“Those timelines that people have created for themselves, I want to achieve X in three years, have changed. People weren’t exactly ready to move the goalposts and say, ‘OK, I’m going to forego those achievements and do this differently,'” she said. “People still want to travel. They still want to go to graduate school. They still want to meet certain financial benchmarks.”
Fear of climate change has cemented the idea of living without children for many, Davidson said.
“Now with increasing wildfires, droughts and heatwaves, it’s suddenly becoming real, ‘Okay, this is happening during my time, and what will that be like while my kids are alive?'” she said.
In New York City, 23-year-old Emily Shapiro, a copywriter for a pharmaceutical advertising agency, makes $60,000 a year, lives at home to save money, and never wanted children.
“They’re sticky. I could never imagine picking up a kid covered in ice cream. I’m a bit anti-germ. I don’t want to change a diaper. If I had one, I wouldn’t want them until they were about sixth grade. I also think physical Earth isn’t doing so well, so it would be unfair,” she said.
Among the people Jordan interviewed, concern for the environment was far more pronounced in the younger group. Affordability issues, she said, worry both Millennials and Gen Z members alike.
“There’s a lot of anxiety about having kids who would be worse off than they saw themselves growing up,” Davidson said.
Dannie Lynn Murphy, who helps Google find software engineers, said she was almost 17 when she was removed from her home by child protection services due to a pattern of child abuse. Her wife, she said, was similarly raised in a “not great” environment.
“Both of us would have said yes to kids at some point,” she said. “In my late teens and early adult years, I saw and understood the appeal and was drawn to the idea of raising someone differently than I was raised. But the practical realities of a kid kind of suck.”
Murphy makes about $103,000 a year, with bonuses and equity that can push that amount up to $300,000. Your wife makes about $60,000 as a lawyer. They don’t own their home in Seattle.
“I can’t see myself getting a mortgage, let alone a kid,” Murphy, 28, said. “I think the main reason is financial. I’d rather spend that money on travel than spend half a million dollars raising a kid.
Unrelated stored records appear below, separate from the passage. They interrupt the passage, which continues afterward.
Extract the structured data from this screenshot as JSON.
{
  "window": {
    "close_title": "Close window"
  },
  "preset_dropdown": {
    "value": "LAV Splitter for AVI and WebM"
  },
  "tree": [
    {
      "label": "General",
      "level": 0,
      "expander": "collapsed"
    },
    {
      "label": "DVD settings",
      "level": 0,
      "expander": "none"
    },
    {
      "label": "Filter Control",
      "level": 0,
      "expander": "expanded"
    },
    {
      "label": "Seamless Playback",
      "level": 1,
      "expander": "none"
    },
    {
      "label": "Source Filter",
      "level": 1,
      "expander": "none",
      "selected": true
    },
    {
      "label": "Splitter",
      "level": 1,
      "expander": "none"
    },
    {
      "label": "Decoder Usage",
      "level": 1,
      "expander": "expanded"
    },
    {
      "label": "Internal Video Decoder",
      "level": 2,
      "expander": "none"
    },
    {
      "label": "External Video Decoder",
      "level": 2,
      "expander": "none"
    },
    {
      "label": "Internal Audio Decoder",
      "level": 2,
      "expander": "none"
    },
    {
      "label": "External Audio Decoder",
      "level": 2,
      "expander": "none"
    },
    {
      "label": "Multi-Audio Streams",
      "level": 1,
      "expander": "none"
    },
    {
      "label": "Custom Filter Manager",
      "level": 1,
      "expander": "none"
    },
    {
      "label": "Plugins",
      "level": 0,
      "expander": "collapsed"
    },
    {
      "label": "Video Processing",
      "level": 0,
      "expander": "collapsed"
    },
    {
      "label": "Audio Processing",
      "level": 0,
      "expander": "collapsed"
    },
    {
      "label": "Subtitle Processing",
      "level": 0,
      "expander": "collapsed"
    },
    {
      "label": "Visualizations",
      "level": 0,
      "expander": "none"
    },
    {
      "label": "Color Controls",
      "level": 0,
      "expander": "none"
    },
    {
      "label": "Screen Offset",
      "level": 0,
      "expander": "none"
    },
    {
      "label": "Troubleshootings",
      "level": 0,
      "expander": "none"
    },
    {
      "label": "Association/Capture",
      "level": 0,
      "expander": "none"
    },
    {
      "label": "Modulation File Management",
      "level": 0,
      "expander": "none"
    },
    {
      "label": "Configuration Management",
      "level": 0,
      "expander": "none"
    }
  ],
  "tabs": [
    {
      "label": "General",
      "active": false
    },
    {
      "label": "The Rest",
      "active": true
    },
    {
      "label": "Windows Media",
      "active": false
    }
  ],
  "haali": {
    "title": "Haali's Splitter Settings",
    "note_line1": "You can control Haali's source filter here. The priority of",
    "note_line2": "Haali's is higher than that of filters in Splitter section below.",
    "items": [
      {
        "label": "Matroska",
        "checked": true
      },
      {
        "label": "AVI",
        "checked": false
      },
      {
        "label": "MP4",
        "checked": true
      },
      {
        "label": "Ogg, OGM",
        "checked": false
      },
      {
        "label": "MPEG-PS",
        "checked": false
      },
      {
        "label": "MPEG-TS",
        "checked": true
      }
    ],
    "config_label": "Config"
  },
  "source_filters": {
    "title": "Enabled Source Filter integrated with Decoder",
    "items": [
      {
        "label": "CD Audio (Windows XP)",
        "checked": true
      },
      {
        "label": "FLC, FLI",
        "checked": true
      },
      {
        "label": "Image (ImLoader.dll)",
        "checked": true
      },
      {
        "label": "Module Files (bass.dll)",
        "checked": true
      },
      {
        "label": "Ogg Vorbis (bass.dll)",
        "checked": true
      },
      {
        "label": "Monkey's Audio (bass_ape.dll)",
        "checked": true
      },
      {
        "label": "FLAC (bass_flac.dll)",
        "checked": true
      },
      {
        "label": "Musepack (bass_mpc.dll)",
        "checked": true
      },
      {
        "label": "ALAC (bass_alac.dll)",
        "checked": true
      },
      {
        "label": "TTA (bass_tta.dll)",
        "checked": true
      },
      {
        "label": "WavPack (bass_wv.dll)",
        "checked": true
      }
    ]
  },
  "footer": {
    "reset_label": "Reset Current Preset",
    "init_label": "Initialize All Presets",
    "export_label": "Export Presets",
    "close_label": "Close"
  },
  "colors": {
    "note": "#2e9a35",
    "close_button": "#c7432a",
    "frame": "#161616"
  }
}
Second, there is now a fear of treating our children the way our parents treated us.”
Alyssa Persson, 31, grew up in a small town in South Dakota. Marriage and having children is ingrained in the culture, she said. It was only after divorcing her high school sweetheart that she took a step back and wondered what she really wanted out of life.
“Most women where I come from lose their identity in motherhood,” said Persson, who now lives in St. Louis and makes about $47,000 a year as a college librarian.
She owes about $80,000 in student loan debt. Persson is a former teacher who loves children, but she feels she’s now thinking more clearly than ever about the costs, implications, and sacrifices of parenthood.
“Having kids sounds like a trap to me, to be honest,” she said. “Financially, socially, emotionally, physically. And if there was ever the slightest doubt, the fact that I can’t comfortably support myself on my salary is enough to put me off the idea completely.”